WHAT NEEDS TO BE DONE |
Work out how many lines in these entries include the string "label", and give only that figure.

Start of RECORDS SUPPLIED

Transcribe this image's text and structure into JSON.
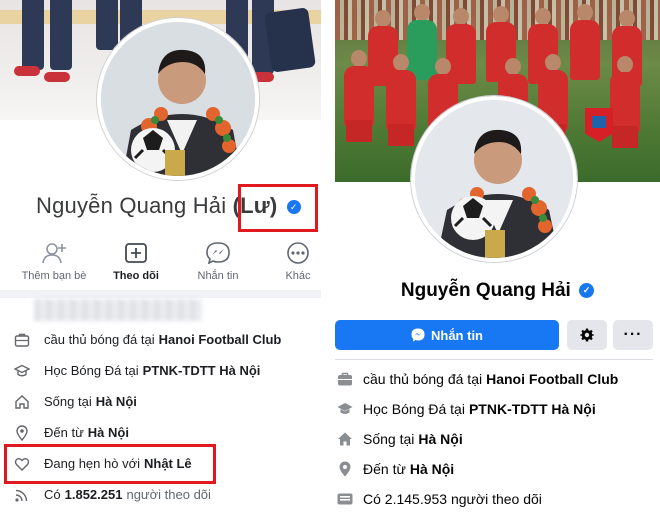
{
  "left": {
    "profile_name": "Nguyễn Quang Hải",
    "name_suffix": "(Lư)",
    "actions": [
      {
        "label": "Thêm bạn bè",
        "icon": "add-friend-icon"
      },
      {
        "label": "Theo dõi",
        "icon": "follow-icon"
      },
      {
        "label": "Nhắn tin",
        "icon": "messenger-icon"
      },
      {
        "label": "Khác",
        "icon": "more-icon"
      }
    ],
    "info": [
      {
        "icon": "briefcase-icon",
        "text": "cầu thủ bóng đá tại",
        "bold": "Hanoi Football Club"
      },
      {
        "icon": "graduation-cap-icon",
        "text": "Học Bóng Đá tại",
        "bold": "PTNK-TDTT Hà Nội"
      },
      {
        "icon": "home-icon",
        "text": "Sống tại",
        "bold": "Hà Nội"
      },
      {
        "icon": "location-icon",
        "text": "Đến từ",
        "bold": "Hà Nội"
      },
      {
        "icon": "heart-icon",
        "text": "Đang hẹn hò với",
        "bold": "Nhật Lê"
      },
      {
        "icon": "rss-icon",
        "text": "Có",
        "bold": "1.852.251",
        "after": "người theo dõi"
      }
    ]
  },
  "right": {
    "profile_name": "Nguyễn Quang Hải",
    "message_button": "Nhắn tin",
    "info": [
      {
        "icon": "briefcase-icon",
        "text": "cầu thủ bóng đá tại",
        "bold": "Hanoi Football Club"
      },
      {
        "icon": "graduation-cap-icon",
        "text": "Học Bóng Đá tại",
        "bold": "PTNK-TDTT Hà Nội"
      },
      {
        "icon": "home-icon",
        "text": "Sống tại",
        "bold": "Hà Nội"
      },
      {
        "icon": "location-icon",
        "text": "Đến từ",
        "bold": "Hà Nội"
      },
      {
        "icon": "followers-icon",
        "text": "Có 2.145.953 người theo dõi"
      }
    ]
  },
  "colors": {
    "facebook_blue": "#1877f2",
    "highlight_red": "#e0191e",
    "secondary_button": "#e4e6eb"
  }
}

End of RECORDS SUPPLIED

THE COMPLETED TASK |
4